The plan will also see the establishment of a central government for the West bank and Gaza, as well as the creation of an independent Palestinian security authority.
The PA would also take control of its territories.
“The United States, as a partner, will continue to help to develop the political and economic framework necessary for a comprehensive agreement to end the conflict and enable a lasting peace for all Palestinians,” the statement said.
“The new framework will ensure the right of return for Palestinians in the region and help to secure the future of peace and stability for the Palestinian people.”
A number of other countries have expressed their support for the deal.
The White House has also been pressing Abbas to sign it, but has had limited success.
In the weeks since the final version was released, the U.N. General Assembly has also adopted resolutions calling on Abbas to reverse his decision and sign the agreement.
But the Obama administration, under pressure from Israel, is moving more forcefully to pressure Abbas to agree to the plan.
The administration has announced new sanctions against Palestinian leaders, including the Palestinian National Authority’s (PNA), as well a series of other measures that would penalize the PA’s foreign and domestic support for terror and terrorist organizations.
In addition, the White House is also pushing to isolate Abbas by making him a priority target for U.J.S.-led sanctions.
The Obama administration has also expressed concern over the possibility that the PA will attempt to implement the agreement without the United Nations, an idea that has already been considered.
A number also voiced their support of a peace deal with Israel.
In a joint statement, the European Union and Canada urged Abbas to support a “peace plan that guarantees the establishment and ongoing occupation of Palestinian lands in a sovereign, contiguous and independent Palestinian state.”
But the European Parliament is not expected to endorse the peace deal, which is expected in June.
The PA has been fighting to keep the negotiations going, with the latest step announced last week.
The Palestinian Authority said it was ready to begin work on a new Palestinian state if Israel does not sign the deal by June, and that the country will also be prepared to work with Israel on a final agreement.
“We are not seeking a settlement with Israel,” Fatah’s deputy speaker, Hani Al-Nujaba, said at a press conference in the capital, Ramallah.
“We are prepared to sign an agreement that will allow for a Palestinian State.
We are ready to sign this agreement with Israel as long as Israel respects the rights of the Palestinians, protects its security and respects the Palestinian national aspirations.”

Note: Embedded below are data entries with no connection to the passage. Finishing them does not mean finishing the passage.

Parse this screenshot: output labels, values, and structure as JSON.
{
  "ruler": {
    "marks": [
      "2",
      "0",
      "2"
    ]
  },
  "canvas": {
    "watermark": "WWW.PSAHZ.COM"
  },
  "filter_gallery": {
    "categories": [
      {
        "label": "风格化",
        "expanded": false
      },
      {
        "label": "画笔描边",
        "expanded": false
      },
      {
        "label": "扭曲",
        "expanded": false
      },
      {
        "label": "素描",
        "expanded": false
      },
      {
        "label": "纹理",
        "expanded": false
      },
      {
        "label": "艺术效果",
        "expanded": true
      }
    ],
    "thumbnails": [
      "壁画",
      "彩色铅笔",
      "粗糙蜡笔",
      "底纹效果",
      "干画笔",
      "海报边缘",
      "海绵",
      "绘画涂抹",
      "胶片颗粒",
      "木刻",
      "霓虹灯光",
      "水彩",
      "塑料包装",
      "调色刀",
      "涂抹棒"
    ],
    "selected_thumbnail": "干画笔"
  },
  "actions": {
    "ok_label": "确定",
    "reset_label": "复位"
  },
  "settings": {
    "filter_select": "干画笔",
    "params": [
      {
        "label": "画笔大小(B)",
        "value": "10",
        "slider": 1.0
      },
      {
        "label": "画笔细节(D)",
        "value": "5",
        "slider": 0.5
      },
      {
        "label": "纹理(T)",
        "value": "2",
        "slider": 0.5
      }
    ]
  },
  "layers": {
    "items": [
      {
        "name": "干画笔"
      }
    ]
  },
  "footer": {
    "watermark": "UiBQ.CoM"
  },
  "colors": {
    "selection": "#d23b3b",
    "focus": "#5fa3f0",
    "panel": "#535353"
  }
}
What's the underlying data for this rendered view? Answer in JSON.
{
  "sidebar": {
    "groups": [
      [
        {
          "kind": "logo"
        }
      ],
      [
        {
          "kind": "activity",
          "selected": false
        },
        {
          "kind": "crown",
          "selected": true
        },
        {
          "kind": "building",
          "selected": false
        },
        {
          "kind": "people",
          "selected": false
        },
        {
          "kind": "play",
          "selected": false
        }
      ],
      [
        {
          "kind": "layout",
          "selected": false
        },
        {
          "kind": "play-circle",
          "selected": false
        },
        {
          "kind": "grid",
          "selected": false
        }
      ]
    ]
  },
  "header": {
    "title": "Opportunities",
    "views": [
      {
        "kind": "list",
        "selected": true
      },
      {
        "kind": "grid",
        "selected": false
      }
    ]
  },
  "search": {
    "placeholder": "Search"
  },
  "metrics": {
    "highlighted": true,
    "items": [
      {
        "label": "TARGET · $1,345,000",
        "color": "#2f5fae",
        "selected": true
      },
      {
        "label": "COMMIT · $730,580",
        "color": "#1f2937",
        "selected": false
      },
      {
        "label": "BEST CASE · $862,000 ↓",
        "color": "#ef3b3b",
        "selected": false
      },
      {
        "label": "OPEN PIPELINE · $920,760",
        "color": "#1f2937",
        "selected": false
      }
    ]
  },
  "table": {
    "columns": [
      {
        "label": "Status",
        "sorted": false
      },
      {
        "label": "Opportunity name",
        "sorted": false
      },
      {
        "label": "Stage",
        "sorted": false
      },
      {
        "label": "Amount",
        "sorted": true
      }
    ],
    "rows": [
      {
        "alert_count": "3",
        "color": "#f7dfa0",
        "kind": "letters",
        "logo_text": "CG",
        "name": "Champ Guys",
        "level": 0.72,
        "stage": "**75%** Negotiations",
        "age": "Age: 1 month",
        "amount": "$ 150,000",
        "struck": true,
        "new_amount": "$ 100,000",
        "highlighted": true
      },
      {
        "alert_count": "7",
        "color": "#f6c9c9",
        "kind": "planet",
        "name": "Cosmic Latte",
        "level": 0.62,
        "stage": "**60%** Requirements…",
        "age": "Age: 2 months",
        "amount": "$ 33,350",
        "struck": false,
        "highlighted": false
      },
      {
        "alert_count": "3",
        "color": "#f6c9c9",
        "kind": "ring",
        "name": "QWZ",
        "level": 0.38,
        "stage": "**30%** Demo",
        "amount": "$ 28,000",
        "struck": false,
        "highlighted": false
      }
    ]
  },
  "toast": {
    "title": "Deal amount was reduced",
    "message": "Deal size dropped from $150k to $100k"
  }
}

Palestinian President Mahmoud al-Bishr announced that he had submitted the draft agreement to the United Nation, which would then be given final approval.
Al-Beshr said he submitted the plan to the U,N.
Security Council and the International Criminal Court (ICC), but did not provide any details on how he will get it through.
The United Nations has called on the international community to reject any plan that does not include a state for the Palestinians and for all nations to make clear that Israel will not be allowed to establish any settlement in the territories occupied by it since 1967.
The Palestinians have accused Israel of crimes against the Palestinians during the 1948 war and of crimes in the Gaza Strip and the West Jerusalem area in the 1967 war.
Israel says it will not recognize any Palestinian state, and its continued construction of settlements, which the international court has ruled illegal, have fueled tensions in the Middle East.
On Monday, Palestinian President Mahmoud Mahmoud Abbas reiterated his opposition to any deal that does include the creation or establishment of an Israeli state, adding that the Palestinian position remains unchanged.
Abbas has repeatedly said he will not sign a peace agreement with the Palestinians unless they recognize Israel as the Jewish state, a position that would require Israel to relinquish sovereignty over all of Jerusalem.
The announcement of the Palestinian deal came just days after the United Kingdom said it would end its cooperation with the PA unless it also agreed to a final peace agreement.